In September 2020, when Remy Barnwell, 26, started dating Ben Podnar, who is white, she was hesitant to wear her hair in its natural state. As a Black woman, she was uncertain of how he would respond to her tightly coiled strands.
On her first date with Podnar, Barnwell, a tax attorney in Washington, D.C., arrived wearing box braids that concealed her natural Afro.
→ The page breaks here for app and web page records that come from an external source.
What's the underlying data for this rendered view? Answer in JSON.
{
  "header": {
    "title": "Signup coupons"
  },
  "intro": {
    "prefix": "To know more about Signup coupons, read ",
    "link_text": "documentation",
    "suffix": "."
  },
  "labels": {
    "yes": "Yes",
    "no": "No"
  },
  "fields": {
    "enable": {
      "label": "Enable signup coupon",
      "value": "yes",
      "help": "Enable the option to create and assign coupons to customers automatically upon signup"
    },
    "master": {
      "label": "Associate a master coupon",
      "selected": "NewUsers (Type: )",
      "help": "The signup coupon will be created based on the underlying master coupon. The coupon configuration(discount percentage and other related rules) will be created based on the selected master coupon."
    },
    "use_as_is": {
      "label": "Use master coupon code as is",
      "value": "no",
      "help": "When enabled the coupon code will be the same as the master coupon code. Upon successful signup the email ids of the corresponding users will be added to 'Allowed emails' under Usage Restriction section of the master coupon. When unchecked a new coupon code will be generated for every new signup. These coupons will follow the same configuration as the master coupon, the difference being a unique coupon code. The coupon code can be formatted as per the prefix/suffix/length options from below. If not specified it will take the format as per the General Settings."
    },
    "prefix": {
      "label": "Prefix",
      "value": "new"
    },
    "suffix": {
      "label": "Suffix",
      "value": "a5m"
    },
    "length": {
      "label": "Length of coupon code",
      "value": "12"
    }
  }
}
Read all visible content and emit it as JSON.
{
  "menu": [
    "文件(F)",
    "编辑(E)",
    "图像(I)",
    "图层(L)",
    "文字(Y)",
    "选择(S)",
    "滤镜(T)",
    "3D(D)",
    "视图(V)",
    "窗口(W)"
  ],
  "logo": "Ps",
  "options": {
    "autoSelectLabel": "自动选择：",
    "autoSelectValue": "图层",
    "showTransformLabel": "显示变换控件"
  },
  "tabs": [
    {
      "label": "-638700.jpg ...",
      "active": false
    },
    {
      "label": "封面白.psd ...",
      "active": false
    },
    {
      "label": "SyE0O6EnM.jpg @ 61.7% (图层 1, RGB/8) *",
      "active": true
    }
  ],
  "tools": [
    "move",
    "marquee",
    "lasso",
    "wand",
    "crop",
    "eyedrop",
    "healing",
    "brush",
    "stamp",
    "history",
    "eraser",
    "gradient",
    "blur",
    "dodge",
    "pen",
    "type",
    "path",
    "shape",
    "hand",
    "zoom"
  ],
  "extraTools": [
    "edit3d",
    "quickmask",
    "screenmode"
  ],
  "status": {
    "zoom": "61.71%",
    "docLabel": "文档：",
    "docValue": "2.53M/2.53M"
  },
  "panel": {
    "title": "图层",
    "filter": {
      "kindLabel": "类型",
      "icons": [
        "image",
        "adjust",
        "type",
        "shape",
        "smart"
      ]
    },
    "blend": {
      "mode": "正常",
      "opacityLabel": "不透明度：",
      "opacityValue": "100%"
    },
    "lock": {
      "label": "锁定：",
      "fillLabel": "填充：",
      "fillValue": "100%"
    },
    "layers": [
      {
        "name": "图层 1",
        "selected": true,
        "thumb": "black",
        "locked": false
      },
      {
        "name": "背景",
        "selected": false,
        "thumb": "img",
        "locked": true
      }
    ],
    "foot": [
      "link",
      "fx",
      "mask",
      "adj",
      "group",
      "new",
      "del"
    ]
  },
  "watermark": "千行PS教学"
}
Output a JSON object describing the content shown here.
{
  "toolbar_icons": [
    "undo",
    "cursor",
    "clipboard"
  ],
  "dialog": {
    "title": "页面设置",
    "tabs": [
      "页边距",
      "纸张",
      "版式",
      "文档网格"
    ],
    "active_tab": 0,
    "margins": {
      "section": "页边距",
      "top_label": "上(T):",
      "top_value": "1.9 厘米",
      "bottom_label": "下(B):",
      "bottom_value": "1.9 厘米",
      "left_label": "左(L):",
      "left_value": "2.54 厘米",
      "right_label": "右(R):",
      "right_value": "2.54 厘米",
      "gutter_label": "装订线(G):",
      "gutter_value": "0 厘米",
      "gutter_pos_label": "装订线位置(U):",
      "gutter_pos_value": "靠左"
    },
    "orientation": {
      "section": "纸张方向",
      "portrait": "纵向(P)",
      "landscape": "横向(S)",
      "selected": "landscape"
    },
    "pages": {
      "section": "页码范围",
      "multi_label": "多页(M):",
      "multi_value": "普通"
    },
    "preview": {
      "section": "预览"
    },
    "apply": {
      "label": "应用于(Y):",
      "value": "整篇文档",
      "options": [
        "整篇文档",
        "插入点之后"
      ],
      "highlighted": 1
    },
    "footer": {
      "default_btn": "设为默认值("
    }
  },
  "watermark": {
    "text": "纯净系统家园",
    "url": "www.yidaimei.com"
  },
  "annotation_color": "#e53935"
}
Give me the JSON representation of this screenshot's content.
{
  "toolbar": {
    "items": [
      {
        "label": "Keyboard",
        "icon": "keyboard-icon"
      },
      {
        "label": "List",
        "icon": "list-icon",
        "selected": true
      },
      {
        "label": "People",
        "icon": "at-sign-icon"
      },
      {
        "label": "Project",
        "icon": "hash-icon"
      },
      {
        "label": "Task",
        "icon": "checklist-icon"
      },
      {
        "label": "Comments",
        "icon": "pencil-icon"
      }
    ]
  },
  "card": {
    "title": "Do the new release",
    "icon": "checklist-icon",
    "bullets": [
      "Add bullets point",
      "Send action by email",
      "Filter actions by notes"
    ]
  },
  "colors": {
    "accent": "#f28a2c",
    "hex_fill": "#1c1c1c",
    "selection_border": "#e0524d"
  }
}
Six months would pass before she let Podnar see her kinky coils.
“I definitely noticed the first time she took her braids out, and I remember her being very concerned about how I would feel,” said Podnar, 29, an audience development director for the Center for American Progress in Washington.
Barnwell, who said straightening her hair since childhood “reinforced the idea that my natural hair was not enough,” was pleasantly surprised at Podnar’s response to her Afro. “At first I was really nervous, but he was immediately obsessed with it, which was a relieving and satisfying moment,” she said.
“I know a lot of people in her life have criticised her tight coils, so it’s especially been nice getting to see her feel that attraction from me no matter how she wears her hair,” added Podnar, who said he likes all of the different ways Barnwell styles her hair.
Hair isn’t the only thing Barnwell said she has toned down when getting to know someone who is not Black. She won’t play soul music, wears clothes that don’t expose her curves and avoids using African American Vernacular English, commonly known as Ebonics, in conversations.
“I also wore my Birkenstocks to my first date with Ben, which I’d never wear on a first date with a nonwhite man,” Barnwell said.
The alteration of hairstyles, clothes, and interests in order to gain social acceptance and limit the risk of falling victim to bias is a form of code-switching, a term that refers to the common practice of adapting or altering speech, dialect, look or behavior depending on the social setting.
Barnwell and other Black people say code-switching is common when they date interracially because first impressions determine if a second date is in the cards.
Joseph Lamour, 38, a journalist and illustrator who lives in Washington, said it wasn’t until a white boyfriend confronted him about his change in vernacular that he realized he altered his speech.
“We were driving to Boston and got a little lost, so I asked a Black person on the corner for directions,” said Lamour, …….